**ACTIVITY**
Return every line in the entries below where the word "localdomain" shows up.

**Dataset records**
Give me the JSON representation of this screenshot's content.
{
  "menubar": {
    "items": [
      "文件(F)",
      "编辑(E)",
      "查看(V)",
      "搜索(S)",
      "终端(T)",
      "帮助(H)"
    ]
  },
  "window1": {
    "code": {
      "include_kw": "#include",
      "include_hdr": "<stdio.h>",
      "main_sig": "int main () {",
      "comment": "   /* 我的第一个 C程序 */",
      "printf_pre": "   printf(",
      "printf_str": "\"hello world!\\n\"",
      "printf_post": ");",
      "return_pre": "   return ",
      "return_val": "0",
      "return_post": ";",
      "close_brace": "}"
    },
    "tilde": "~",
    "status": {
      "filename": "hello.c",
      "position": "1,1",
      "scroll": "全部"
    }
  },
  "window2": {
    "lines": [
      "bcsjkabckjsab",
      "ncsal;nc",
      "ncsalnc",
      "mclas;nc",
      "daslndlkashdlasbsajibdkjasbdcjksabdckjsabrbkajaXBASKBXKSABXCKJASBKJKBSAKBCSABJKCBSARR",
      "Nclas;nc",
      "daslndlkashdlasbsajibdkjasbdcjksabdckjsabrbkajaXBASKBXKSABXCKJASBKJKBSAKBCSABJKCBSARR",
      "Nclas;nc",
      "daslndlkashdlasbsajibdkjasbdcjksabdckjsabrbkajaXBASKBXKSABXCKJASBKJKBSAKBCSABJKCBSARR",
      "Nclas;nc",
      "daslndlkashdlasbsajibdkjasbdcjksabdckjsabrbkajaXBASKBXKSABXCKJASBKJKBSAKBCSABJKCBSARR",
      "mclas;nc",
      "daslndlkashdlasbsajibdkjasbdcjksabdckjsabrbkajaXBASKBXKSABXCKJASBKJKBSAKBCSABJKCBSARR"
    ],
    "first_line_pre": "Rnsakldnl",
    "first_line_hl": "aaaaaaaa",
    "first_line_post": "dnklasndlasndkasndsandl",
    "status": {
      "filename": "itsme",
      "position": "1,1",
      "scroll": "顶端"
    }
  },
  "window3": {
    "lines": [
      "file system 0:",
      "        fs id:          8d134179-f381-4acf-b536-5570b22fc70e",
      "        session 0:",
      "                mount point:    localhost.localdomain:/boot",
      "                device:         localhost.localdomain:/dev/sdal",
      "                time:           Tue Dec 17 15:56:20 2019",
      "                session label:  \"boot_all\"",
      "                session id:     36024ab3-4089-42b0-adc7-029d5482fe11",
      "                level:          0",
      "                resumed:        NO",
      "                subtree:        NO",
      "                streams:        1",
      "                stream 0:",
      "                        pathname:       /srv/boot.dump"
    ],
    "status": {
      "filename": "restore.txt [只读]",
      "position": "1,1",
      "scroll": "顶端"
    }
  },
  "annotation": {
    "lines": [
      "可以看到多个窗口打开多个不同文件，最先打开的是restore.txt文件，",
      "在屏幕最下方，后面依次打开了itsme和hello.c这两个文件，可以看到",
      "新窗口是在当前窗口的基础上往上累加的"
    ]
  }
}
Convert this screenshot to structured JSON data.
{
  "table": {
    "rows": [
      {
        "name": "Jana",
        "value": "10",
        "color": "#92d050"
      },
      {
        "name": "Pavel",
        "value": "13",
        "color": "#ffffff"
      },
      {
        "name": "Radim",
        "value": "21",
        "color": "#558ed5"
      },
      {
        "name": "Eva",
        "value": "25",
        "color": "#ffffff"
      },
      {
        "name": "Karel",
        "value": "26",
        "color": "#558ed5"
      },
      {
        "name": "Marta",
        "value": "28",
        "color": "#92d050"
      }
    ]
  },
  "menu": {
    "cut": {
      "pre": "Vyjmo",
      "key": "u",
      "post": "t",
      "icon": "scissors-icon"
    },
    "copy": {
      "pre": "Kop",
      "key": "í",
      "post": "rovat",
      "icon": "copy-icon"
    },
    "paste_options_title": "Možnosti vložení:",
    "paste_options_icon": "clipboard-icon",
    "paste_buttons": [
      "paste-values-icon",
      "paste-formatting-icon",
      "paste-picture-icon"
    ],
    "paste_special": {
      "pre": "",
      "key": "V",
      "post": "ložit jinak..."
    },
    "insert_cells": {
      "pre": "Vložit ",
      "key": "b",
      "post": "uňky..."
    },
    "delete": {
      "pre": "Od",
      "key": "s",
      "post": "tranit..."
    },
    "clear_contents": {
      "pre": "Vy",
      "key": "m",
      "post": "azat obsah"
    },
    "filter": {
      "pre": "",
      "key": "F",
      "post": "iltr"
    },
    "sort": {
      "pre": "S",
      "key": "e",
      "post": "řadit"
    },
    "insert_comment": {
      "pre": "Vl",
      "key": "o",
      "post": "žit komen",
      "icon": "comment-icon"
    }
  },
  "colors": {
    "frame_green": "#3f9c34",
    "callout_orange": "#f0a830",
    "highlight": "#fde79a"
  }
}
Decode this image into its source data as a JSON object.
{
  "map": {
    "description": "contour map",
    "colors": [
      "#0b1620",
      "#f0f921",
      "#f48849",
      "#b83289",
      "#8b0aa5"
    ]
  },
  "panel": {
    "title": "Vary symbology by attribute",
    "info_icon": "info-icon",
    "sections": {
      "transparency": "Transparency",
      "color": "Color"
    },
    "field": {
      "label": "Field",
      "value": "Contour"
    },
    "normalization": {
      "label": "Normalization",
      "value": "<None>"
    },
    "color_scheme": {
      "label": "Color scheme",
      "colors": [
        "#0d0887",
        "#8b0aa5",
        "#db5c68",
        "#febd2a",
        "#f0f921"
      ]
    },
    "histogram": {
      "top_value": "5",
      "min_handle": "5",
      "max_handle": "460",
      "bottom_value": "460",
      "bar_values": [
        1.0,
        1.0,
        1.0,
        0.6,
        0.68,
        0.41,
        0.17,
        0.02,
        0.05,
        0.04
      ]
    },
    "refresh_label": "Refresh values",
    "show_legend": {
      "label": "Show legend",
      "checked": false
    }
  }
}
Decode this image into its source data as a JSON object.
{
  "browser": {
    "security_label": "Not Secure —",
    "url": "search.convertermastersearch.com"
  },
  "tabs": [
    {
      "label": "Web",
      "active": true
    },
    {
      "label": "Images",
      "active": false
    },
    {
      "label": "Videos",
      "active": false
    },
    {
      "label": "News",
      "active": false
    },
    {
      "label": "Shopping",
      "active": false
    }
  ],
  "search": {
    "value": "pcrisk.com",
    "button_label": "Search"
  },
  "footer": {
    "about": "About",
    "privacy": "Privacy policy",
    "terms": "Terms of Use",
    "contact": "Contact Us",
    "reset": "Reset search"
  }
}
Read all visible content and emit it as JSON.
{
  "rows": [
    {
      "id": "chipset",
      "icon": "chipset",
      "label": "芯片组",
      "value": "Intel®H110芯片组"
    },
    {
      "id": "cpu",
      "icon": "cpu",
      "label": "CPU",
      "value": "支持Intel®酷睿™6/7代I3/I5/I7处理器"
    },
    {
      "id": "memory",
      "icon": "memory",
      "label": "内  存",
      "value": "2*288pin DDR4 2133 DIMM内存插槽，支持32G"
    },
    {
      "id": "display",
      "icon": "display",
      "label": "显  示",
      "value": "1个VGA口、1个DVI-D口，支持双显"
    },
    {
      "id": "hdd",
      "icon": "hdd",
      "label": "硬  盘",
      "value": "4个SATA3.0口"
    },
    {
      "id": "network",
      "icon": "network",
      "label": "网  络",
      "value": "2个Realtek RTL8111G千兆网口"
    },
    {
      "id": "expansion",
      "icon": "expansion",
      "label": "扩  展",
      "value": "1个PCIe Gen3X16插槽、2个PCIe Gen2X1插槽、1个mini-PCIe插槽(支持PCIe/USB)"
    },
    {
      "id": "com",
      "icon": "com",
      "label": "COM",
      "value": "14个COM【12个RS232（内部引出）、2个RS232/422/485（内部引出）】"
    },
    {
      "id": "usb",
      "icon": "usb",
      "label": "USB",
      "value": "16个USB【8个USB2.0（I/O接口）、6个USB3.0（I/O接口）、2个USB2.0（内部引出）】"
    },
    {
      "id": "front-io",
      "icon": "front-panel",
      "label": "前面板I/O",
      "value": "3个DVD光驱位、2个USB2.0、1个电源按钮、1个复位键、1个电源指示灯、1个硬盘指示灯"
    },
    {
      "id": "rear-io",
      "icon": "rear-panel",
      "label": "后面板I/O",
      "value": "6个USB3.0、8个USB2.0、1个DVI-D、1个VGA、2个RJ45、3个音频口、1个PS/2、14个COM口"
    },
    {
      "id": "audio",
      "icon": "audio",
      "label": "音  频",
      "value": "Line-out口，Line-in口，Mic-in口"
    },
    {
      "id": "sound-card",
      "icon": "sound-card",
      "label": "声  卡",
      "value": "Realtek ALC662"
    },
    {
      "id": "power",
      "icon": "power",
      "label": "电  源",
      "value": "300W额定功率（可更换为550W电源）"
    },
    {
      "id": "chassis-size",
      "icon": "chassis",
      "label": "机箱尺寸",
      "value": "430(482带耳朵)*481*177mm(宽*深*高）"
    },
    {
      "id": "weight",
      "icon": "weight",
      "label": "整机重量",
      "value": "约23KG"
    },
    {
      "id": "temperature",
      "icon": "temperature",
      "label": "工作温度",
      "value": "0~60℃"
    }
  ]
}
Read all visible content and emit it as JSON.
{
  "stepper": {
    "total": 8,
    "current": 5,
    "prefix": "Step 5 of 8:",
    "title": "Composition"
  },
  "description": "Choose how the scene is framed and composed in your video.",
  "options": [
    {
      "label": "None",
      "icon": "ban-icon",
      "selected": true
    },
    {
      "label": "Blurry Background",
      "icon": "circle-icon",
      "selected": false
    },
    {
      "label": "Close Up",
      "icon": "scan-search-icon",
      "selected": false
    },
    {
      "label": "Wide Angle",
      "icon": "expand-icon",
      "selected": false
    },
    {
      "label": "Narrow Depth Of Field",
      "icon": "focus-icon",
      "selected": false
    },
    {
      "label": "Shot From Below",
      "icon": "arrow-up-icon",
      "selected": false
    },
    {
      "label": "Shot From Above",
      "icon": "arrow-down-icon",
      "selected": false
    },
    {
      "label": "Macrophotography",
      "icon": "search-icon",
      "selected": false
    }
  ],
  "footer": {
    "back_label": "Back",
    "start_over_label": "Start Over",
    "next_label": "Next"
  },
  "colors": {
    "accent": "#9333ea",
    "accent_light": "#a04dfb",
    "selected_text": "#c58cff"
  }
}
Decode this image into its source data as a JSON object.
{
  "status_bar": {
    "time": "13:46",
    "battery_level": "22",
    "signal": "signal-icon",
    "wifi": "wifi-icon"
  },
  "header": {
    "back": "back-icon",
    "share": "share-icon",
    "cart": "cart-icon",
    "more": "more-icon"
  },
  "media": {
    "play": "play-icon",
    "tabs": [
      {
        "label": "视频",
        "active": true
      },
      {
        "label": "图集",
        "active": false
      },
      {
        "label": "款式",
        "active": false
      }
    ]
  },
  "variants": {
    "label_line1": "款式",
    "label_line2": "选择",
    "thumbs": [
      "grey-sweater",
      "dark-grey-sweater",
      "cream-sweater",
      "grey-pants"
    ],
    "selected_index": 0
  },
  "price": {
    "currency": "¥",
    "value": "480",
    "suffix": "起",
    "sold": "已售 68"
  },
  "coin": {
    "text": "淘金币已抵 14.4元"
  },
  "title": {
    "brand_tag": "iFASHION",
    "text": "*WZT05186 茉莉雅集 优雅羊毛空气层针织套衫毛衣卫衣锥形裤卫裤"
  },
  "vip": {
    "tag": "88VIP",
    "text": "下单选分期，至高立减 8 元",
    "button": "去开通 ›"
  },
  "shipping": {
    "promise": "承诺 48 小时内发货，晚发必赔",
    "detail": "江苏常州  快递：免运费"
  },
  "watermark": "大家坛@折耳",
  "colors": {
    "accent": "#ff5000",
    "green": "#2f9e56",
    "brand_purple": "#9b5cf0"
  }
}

**SOLUTION TO THIS TASK**
      "                mount point:    localhost.localdomain:/boot",
      "                device:         localhost.localdomain:/dev/sdal",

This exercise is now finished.